------ Material for this exercise

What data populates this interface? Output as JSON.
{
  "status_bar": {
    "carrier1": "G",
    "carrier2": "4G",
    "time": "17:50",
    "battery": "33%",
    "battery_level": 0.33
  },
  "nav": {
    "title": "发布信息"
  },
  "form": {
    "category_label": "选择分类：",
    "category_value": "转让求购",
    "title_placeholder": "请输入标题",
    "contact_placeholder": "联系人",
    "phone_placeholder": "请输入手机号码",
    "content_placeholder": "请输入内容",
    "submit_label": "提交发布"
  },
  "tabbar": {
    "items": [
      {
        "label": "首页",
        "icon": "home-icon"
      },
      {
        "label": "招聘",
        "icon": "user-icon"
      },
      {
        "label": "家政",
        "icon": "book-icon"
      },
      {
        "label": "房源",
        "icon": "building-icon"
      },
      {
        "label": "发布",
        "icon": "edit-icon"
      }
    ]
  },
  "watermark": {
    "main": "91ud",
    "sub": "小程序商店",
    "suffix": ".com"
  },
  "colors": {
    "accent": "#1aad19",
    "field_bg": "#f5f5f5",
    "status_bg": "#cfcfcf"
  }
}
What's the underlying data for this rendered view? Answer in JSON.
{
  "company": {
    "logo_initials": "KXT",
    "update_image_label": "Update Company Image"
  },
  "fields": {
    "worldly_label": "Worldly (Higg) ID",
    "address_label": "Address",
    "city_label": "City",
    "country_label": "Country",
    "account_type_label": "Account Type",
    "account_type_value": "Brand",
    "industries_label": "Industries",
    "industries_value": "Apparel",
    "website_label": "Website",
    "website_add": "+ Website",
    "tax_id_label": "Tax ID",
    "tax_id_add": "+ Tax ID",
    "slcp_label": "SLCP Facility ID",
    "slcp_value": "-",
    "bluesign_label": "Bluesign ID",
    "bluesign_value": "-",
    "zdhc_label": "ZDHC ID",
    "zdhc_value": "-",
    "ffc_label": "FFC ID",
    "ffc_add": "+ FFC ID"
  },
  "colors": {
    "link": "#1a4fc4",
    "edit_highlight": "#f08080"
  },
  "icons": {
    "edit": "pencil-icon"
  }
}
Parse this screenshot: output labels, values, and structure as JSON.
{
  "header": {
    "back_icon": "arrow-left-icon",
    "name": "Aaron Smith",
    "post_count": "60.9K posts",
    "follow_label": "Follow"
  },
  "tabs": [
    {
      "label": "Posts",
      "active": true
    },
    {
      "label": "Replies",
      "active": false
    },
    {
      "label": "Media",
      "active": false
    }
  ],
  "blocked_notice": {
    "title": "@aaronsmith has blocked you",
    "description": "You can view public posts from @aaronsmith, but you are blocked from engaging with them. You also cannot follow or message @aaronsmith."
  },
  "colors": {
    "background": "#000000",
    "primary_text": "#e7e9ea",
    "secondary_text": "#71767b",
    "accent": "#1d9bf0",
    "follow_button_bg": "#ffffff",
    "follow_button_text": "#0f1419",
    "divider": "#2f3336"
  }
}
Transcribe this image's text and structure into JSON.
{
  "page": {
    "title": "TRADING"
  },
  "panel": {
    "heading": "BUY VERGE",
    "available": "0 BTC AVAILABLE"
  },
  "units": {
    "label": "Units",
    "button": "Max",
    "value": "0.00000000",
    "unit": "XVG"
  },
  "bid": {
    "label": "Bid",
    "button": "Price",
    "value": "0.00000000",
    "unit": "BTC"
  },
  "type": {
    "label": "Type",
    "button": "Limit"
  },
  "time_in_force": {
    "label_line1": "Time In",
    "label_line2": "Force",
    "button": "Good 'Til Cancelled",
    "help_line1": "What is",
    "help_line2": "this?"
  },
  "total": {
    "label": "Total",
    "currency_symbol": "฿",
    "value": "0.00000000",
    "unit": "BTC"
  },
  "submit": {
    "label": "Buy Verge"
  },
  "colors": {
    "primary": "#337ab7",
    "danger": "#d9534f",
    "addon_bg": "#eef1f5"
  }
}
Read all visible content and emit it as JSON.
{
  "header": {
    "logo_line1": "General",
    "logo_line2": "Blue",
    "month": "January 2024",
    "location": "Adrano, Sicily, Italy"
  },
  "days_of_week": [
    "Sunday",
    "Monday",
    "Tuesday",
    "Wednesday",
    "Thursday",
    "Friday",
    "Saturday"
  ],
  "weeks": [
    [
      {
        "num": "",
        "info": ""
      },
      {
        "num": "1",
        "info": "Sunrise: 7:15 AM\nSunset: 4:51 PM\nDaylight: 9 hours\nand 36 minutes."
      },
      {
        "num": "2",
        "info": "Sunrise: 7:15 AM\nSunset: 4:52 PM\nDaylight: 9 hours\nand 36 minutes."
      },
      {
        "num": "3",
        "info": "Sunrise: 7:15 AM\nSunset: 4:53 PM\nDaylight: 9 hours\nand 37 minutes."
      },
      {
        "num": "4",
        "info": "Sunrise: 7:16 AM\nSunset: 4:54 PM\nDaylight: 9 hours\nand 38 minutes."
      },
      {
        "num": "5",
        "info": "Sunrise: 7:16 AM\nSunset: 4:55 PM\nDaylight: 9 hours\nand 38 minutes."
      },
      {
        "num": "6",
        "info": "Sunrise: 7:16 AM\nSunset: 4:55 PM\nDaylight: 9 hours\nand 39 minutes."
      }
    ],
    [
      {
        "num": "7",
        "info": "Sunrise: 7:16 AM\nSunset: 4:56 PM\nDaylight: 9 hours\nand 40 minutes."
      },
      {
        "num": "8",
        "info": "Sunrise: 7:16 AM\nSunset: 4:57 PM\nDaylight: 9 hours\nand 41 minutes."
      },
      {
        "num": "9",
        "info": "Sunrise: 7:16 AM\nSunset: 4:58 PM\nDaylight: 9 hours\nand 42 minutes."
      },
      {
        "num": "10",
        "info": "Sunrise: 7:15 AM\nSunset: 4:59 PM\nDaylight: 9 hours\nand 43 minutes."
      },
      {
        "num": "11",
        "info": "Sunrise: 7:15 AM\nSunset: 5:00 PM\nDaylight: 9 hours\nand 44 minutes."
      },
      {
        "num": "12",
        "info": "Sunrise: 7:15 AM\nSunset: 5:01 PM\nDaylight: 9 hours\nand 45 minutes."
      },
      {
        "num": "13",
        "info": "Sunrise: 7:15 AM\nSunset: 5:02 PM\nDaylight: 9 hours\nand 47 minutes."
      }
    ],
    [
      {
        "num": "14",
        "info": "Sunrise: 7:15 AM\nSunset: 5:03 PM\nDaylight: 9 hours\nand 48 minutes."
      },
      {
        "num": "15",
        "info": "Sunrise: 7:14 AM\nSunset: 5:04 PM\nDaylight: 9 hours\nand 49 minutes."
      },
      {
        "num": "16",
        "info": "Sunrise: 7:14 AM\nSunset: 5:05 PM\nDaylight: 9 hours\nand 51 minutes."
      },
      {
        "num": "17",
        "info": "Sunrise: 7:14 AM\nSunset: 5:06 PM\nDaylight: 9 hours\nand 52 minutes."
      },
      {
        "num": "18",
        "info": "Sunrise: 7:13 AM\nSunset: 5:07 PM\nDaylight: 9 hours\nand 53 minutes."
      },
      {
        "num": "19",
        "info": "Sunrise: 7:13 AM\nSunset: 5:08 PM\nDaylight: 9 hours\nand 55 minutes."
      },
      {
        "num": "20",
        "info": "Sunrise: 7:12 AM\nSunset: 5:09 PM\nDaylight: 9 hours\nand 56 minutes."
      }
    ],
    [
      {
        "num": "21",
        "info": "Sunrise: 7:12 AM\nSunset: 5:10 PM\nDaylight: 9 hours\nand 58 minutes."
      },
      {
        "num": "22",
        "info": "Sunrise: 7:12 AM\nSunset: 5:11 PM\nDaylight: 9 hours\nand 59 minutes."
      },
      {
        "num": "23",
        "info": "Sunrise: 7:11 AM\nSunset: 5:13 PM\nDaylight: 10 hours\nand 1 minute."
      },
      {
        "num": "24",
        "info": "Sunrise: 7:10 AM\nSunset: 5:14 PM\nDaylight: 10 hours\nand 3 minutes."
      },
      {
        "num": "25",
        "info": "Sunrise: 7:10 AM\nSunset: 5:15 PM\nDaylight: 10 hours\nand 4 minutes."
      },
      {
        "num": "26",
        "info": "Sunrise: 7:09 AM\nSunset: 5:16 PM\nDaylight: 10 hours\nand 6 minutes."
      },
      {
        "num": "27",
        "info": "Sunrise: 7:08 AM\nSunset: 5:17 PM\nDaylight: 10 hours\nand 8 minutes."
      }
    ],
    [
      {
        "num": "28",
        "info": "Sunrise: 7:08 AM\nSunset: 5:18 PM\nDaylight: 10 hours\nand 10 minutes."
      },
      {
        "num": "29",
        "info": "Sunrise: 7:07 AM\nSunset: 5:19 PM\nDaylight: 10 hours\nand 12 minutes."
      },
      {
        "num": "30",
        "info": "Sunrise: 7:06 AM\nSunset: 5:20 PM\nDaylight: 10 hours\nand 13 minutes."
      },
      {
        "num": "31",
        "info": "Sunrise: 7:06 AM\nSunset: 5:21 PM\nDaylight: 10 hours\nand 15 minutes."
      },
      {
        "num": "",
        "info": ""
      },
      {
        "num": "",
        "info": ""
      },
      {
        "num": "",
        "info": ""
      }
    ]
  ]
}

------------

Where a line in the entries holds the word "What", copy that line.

Solution for this exercise:
What data populates this interface? Output as JSON.
What's the underlying data for this rendered view? Answer in JSON.
    "help_line1": "What is",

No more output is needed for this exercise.